● TASK DIRECTIONS:
Everything in the listing that follows should be reproduced exactly except the pictures.

● DATASET CONTENT:
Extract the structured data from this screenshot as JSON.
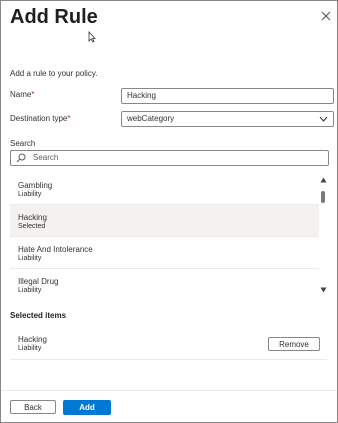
{
  "panel": {
    "title": "Add Rule",
    "close_icon": "close-icon"
  },
  "form": {
    "intro": "Add a rule to your policy.",
    "name_label": "Name",
    "name_required": "*",
    "name_value": "Hacking",
    "destination_label": "Destination type",
    "destination_required": "*",
    "destination_value": "webCategory",
    "search_label": "Search",
    "search_placeholder": "Search"
  },
  "list": {
    "items": [
      {
        "name": "Gambling",
        "status": "Liability",
        "selected": false
      },
      {
        "name": "Hacking",
        "status": "Selected",
        "selected": true
      },
      {
        "name": "Hate And Intolerance",
        "status": "Liability",
        "selected": false
      },
      {
        "name": "Illegal Drug",
        "status": "Liability",
        "selected": false
      }
    ]
  },
  "selected": {
    "title": "Selected items",
    "items": [
      {
        "name": "Hacking",
        "status": "Liability",
        "remove_label": "Remove"
      }
    ]
  },
  "footer": {
    "back_label": "Back",
    "add_label": "Add"
  },
  "colors": {
    "accent": "#0078d4",
    "required": "#a4262c",
    "selected_row": "#f3f2f1"
  }
}
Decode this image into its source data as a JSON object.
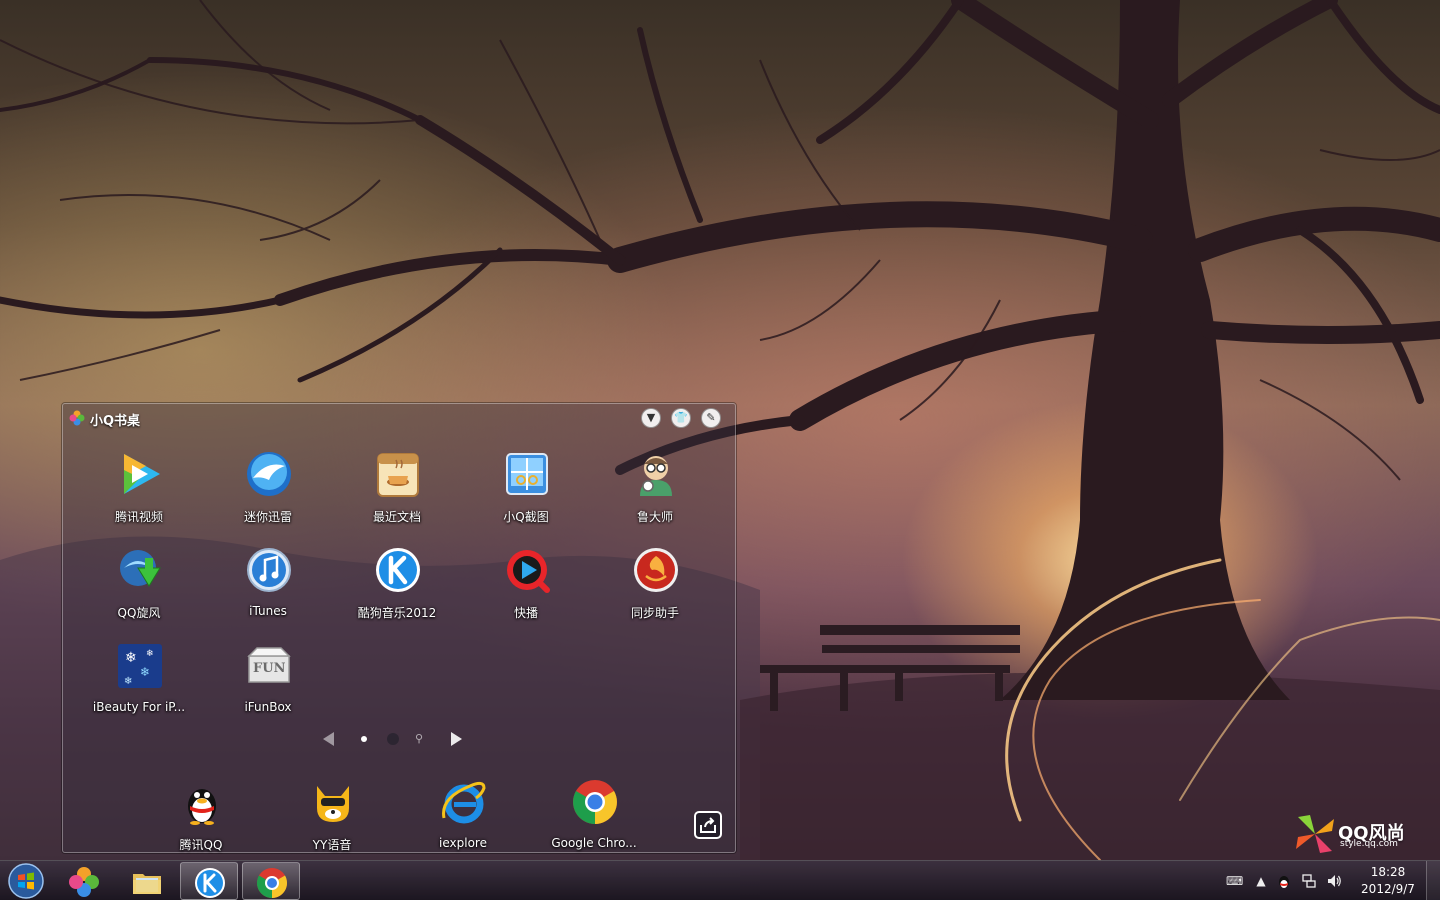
{
  "widget": {
    "title": "小Q书桌",
    "apps": [
      {
        "label": "腾讯视频",
        "icon": "tencent-video-icon"
      },
      {
        "label": "迷你迅雷",
        "icon": "mini-thunder-icon"
      },
      {
        "label": "最近文档",
        "icon": "recent-documents-icon"
      },
      {
        "label": "小Q截图",
        "icon": "screenshot-icon"
      },
      {
        "label": "鲁大师",
        "icon": "ludashi-icon"
      },
      {
        "label": "QQ旋风",
        "icon": "qq-whirlwind-icon"
      },
      {
        "label": "iTunes",
        "icon": "itunes-icon"
      },
      {
        "label": "酷狗音乐2012",
        "icon": "kugou-music-icon"
      },
      {
        "label": "快播",
        "icon": "qvod-icon"
      },
      {
        "label": "同步助手",
        "icon": "sync-assistant-icon"
      },
      {
        "label": "iBeauty For iP...",
        "icon": "ibeauty-icon"
      },
      {
        "label": "iFunBox",
        "icon": "ifunbox-icon"
      }
    ],
    "dock": [
      {
        "label": "腾讯QQ",
        "icon": "qq-penguin-icon"
      },
      {
        "label": "YY语音",
        "icon": "yy-voice-icon"
      },
      {
        "label": "iexplore",
        "icon": "internet-explorer-icon"
      },
      {
        "label": "Google Chro...",
        "icon": "google-chrome-icon"
      }
    ],
    "pager": {
      "current_page": 1,
      "total_pages": 2
    }
  },
  "branding": {
    "name": "QQ风尚",
    "site": "style.qq.com"
  },
  "taskbar": {
    "pinned": [
      "qq-pinwheel-icon",
      "file-explorer-icon",
      "kugou-music-icon",
      "google-chrome-icon"
    ],
    "tray_icons": [
      "keyboard-icon",
      "show-hidden-icons",
      "qq-tray-icon",
      "network-icon",
      "volume-icon"
    ],
    "clock_time": "18:28",
    "clock_date": "2012/9/7"
  }
}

● OUTPUT OF THE EXERCISE:
Extract the structured data from this screenshot as JSON.
{
  "panel": {
    "title": "Add Rule",
    "close_icon": "close-icon"
  },
  "form": {
    "intro": "Add a rule to your policy.",
    "name_label": "Name",
    "name_required": "*",
    "name_value": "Hacking",
    "destination_label": "Destination type",
    "destination_required": "*",
    "destination_value": "webCategory",
    "search_label": "Search",
    "search_placeholder": "Search"
  },
  "list": {
    "items": [
      {
        "name": "Gambling",
        "status": "Liability",
        "selected": false
      },
      {
        "name": "Hacking",
        "status": "Selected",
        "selected": true
      },
      {
        "name": "Hate And Intolerance",
        "status": "Liability",
        "selected": false
      },
      {
        "name": "Illegal Drug",
        "status": "Liability",
        "selected": false
      }
    ]
  },
  "selected": {
    "title": "Selected items",
    "items": [
      {
        "name": "Hacking",
        "status": "Liability",
        "remove_label": "Remove"
      }
    ]
  },
  "footer": {
    "back_label": "Back",
    "add_label": "Add"
  },
  "colors": {
    "accent": "#0078d4",
    "required": "#a4262c",
    "selected_row": "#f3f2f1"
  }
}
Decode this image into its source data as a JSON object.
{
  "widget": {
    "title": "小Q书桌",
    "apps": [
      {
        "label": "腾讯视频",
        "icon": "tencent-video-icon"
      },
      {
        "label": "迷你迅雷",
        "icon": "mini-thunder-icon"
      },
      {
        "label": "最近文档",
        "icon": "recent-documents-icon"
      },
      {
        "label": "小Q截图",
        "icon": "screenshot-icon"
      },
      {
        "label": "鲁大师",
        "icon": "ludashi-icon"
      },
      {
        "label": "QQ旋风",
        "icon": "qq-whirlwind-icon"
      },
      {
        "label": "iTunes",
        "icon": "itunes-icon"
      },
      {
        "label": "酷狗音乐2012",
        "icon": "kugou-music-icon"
      },
      {
        "label": "快播",
        "icon": "qvod-icon"
      },
      {
        "label": "同步助手",
        "icon": "sync-assistant-icon"
      },
      {
        "label": "iBeauty For iP...",
        "icon": "ibeauty-icon"
      },
      {
        "label": "iFunBox",
        "icon": "ifunbox-icon"
      }
    ],
    "dock": [
      {
        "label": "腾讯QQ",
        "icon": "qq-penguin-icon"
      },
      {
        "label": "YY语音",
        "icon": "yy-voice-icon"
      },
      {
        "label": "iexplore",
        "icon": "internet-explorer-icon"
      },
      {
        "label": "Google Chro...",
        "icon": "google-chrome-icon"
      }
    ],
    "pager": {
      "current_page": 1,
      "total_pages": 2
    }
  },
  "branding": {
    "name": "QQ风尚",
    "site": "style.qq.com"
  },
  "taskbar": {
    "pinned": [
      "qq-pinwheel-icon",
      "file-explorer-icon",
      "kugou-music-icon",
      "google-chrome-icon"
    ],
    "tray_icons": [
      "keyboard-icon",
      "show-hidden-icons",
      "qq-tray-icon",
      "network-icon",
      "volume-icon"
    ],
    "clock_time": "18:28",
    "clock_date": "2012/9/7"
  }
}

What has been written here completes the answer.